So… the engine on my Chevrolet Aveo abruptly stopped working today. Always a nice experience!
After getting it towed to a local mechanic who asked what happened, I related how the engine pretty much just stopped, all power-assist features went away, but the electrical gear still worked fine. I also told him that I was thinking it was probably a belt that broke or something.
- The good news: I was right! :( — Specifically, it was the timing belt.
- The bad news: The engine on the 2004 Aveo seems designed to self-destruct in this particular failure mode. Initial best-case estimates for damages are in the range of $1500.
- The worse news: This is a known problem for 2004 Aveos (my model year). For instance, try Google searching for aveo timing belt and be absolutely amazed at all the 2004-specific hits that pop up.
My car was at about 53,000 miles, the timing belt was supposed to be replaced at 60,000 miles (and had been inspected sat at around the 30,000 mile point). I even bothered having regular maintenance performed. Apparently Chevrolet knew about problems with the timing belts, as indicated by a Technical Service Bulletin 06-06-01-021 (the summary of which can be found at the National Highway Transportation Safety Administration 2004 Aveo TSB listings). I don’t have access to the full text but apparently GM would pay for the belt to be replaced (sans labor) before 55,000 miles, but that offer has since been rescinded.

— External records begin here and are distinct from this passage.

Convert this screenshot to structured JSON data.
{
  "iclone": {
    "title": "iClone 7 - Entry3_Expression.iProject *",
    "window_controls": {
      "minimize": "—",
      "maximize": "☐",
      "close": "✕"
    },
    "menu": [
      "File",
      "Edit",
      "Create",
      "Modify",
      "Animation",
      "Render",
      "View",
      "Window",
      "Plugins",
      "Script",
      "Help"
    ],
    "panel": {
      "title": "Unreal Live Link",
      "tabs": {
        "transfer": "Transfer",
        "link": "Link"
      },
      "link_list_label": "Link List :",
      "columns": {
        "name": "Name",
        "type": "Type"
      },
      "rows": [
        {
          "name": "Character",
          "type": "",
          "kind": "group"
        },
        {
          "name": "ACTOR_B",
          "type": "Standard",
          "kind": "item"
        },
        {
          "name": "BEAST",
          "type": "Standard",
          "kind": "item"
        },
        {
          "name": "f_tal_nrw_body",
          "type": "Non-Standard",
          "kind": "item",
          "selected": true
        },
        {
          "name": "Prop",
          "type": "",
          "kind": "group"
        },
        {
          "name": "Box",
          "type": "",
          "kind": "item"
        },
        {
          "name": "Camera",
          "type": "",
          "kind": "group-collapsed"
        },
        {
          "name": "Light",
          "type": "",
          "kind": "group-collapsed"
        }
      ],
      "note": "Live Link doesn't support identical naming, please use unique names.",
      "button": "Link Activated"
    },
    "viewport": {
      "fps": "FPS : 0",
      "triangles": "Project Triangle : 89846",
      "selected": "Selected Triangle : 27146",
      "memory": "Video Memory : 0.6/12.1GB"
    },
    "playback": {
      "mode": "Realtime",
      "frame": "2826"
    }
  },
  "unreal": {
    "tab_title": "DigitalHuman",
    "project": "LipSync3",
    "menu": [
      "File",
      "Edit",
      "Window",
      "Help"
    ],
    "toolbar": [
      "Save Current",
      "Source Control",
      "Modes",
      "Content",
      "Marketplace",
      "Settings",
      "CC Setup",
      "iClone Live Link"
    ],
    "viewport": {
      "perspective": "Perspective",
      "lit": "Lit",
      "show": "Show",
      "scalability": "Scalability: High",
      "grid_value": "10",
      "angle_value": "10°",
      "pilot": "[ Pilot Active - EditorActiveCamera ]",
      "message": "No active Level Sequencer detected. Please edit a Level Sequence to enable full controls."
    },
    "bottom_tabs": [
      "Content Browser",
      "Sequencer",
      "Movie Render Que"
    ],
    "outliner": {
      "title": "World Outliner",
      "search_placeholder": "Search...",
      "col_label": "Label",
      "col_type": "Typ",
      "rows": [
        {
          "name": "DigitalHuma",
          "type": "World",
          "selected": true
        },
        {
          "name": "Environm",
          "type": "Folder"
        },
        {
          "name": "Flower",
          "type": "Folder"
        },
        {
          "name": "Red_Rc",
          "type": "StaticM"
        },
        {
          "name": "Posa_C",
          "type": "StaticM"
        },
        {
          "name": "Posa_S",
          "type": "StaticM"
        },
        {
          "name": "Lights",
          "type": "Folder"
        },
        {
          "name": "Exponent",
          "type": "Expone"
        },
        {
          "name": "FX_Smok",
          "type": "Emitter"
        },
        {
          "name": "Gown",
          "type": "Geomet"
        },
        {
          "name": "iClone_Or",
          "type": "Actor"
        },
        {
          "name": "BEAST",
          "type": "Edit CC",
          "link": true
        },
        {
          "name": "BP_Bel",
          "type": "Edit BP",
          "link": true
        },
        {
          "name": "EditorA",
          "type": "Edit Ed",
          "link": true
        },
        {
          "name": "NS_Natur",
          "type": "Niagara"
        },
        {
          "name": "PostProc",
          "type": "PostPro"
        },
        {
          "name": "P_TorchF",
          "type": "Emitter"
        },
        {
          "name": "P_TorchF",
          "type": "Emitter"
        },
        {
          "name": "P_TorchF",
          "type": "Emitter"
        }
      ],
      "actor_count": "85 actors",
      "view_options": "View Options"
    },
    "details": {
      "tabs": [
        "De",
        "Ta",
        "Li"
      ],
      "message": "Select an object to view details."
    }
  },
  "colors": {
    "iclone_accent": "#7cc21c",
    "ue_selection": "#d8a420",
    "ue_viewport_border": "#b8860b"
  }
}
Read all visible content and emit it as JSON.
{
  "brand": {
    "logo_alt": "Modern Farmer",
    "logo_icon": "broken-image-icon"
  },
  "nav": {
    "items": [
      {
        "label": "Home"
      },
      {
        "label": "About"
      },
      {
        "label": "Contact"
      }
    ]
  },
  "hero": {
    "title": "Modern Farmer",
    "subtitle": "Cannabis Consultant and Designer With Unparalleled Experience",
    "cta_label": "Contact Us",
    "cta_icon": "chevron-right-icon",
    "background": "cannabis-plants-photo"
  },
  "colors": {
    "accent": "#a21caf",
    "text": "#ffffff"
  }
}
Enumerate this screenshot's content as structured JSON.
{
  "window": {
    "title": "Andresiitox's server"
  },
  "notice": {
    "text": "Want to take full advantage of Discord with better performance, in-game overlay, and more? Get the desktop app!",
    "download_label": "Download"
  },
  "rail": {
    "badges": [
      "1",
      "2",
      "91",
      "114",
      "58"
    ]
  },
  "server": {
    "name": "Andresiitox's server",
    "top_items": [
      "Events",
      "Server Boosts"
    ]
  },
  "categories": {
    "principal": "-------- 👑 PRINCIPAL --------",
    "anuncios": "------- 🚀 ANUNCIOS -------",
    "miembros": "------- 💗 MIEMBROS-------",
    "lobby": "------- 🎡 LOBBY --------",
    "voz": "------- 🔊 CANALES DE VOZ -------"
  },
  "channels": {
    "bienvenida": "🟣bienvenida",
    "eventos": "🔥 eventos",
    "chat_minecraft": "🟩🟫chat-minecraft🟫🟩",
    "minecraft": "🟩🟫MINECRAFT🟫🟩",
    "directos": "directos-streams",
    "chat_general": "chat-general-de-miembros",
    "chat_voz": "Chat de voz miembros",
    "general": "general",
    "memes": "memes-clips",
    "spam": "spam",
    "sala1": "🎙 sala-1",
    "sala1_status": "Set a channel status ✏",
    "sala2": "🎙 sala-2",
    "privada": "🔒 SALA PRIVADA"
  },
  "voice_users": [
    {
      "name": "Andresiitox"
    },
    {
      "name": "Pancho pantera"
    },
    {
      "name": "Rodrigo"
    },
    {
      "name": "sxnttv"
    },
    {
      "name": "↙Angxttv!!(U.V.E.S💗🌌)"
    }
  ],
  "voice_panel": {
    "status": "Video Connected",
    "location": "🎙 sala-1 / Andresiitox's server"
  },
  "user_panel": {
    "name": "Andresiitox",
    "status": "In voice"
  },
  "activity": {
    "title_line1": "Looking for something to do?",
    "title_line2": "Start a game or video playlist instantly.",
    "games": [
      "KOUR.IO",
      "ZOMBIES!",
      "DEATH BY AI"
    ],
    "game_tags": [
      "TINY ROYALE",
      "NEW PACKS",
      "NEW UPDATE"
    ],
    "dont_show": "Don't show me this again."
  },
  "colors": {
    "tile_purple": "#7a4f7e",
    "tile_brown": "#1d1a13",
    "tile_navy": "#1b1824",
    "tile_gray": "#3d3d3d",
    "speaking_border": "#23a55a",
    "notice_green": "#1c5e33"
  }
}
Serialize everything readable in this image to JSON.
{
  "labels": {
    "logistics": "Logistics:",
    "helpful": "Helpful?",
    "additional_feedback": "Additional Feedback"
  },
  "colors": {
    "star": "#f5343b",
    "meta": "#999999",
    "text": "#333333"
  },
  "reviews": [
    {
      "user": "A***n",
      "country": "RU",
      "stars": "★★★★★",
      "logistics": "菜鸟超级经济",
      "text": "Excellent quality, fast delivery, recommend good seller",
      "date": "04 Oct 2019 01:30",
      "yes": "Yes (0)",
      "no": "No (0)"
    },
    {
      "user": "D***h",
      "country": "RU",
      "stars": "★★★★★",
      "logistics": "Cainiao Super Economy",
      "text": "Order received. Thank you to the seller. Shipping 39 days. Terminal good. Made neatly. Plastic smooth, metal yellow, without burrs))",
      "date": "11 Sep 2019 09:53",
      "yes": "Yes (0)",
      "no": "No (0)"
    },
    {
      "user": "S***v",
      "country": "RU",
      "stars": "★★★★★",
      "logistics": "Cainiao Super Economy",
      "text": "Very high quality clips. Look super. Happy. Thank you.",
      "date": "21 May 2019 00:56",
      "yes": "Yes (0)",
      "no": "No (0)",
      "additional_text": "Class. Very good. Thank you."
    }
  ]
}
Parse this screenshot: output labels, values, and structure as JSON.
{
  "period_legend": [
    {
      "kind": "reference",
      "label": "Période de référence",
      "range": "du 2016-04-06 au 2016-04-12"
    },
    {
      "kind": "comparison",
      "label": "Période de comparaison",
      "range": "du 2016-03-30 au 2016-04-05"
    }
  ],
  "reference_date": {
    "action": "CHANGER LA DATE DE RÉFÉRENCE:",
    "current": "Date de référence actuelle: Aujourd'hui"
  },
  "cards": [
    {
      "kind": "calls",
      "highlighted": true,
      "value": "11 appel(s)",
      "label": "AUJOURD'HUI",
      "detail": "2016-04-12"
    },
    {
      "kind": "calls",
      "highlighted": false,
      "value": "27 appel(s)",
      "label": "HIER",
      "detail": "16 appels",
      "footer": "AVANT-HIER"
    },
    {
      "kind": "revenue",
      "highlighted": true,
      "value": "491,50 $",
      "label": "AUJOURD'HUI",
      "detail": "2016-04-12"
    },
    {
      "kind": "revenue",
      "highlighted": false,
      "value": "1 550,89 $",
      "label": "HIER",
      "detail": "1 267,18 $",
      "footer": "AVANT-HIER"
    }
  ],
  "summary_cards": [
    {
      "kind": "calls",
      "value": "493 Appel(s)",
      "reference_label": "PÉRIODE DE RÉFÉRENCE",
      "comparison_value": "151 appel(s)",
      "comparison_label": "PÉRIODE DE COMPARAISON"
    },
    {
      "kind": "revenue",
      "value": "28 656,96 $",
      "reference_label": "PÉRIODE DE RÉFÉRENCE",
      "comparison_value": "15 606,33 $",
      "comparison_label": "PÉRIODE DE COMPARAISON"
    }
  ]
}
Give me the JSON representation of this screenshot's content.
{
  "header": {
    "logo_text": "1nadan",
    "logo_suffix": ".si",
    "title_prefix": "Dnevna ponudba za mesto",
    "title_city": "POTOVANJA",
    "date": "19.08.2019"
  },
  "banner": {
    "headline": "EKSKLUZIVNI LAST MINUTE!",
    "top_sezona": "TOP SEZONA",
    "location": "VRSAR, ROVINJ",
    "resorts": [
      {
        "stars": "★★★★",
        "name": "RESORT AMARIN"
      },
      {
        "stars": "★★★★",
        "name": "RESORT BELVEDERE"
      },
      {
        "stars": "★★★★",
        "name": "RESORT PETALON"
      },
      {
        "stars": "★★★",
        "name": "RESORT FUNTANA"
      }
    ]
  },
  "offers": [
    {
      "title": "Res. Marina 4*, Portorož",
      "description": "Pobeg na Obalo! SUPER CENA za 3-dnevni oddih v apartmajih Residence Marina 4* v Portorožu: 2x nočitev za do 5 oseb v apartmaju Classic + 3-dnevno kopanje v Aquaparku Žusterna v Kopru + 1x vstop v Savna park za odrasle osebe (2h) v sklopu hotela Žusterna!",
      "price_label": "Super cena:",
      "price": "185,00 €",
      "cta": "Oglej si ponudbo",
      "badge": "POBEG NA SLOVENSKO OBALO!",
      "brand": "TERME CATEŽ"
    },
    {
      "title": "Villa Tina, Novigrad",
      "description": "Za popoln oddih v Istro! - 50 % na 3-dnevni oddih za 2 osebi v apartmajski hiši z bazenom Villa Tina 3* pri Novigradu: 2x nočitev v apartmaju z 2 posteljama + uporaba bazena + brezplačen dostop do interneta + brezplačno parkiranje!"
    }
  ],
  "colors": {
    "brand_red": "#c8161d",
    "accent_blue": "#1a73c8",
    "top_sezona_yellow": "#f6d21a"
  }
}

So I called Chevrolet customer service, who essentially told me to go pay for the car to be towed to an authorized dealer, pay for an official inspection of the damage, and then they would decide whether they would show any responsibility for the damage caused. I’m OK with paying to have the car towed, and even to have them perform their inspection, but not without some measure of what I can expect to get in return besides “we might pay for part of the repairs”. Especially when the non-dealer shop is refusing to mention “best-case” prices below $1500! I don’t even want to think of what the “authorized dealer” would charge to fix their own shoddy parts sourcing. For that matter, I wonder how it is that GMAC Financing and seemingly every other GM-related subsidiary never had problems sending me junk mail, but receiving fairly serious technical bulletins describing engine-totaling casualties was left out of the mailing loop.
So this is my warning to you, if you have a Chevrolet Aveo, get that timing belt replaced probably every 40,000 miles or so (30,000 might not be bad either) until you can feasibly get rid of the car. One of my friends always made fun of me for buying a Chevy, and now I see exactly how right he is… Sayonara, General Motors.